She added: “The world has changed, as have the relationships we have with other people.  We don’t place restrictions on the type of relationship a person had with the person who has passed away to be able to access compassionate leave.  

“We know from listening to our colleagues that the traditional approach for leave for immediate family doesn’t adequately provide support.” 

Costello said that although the policy relies on managers’ discretion to make the right decisions for each situation, they are not expected to be experts in grief. 

She said: “Their role is to acknowledge a colleague’s loss in a sensitive way; make it clear how they will be supported and to outline what help is available.  

“Having a clear policy helps with setting a consistent minimum standard that is easier to deliver, therefore helping managers to take the right approach.”   

Michelle Sequeira, UK diversity, equity and inclusion consulting leader for consulting firm Mercer said bereavement policies must be adaptable to each situation. 

Speaking to HR magazine, she said: “Grief knows no rules. Removing the requirement for the deceased to be an immediate relation provides a more inclusive approach and ensures that employees can grieve their loved ones regardless of technicality.” 

She said clear signposting is particularly important with bereavement policies, due to the distress the employee will already be in. 

“Trawling through the intranet to find the relevant information will only add to the stress,” she added. 

Lou Campbell, employee counsellor and programmes director of employee mental health company Wellbeing Partners said employers also need to look at the wider experience of bereavement. 

Speaking to HR magazine, he said: “Managers can support their employees by talking to them, highlighting support that is available and ensuring that they are not overwhelmed by their workload, redistributing work as necessary.   

“It should also be part of the bereavement response to encourage employees to leave work on time and make it a policy not to contact them with work matters or emails outside of working hours.  
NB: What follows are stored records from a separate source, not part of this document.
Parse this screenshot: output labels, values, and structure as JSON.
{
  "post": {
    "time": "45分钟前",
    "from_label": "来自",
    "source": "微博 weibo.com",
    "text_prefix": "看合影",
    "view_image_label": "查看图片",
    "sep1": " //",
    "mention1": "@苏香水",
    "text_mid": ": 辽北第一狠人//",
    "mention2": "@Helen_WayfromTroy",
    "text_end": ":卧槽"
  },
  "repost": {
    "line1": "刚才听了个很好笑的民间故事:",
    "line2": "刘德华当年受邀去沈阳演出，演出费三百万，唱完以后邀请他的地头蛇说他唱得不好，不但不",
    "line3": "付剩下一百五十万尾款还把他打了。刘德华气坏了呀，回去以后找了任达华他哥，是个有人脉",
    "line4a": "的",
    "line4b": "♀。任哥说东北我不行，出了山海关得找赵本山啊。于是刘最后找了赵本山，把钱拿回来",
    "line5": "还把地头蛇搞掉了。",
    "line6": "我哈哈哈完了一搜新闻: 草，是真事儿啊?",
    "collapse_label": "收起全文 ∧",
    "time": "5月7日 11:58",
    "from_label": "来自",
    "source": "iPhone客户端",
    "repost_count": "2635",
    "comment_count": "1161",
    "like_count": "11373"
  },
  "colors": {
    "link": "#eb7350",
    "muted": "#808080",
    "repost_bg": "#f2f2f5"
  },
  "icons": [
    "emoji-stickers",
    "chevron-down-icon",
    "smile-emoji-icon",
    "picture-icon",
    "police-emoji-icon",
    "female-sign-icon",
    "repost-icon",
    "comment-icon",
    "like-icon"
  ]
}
“These changes and emphasis on flexibility will help employees navigate this most profound of human experiences.”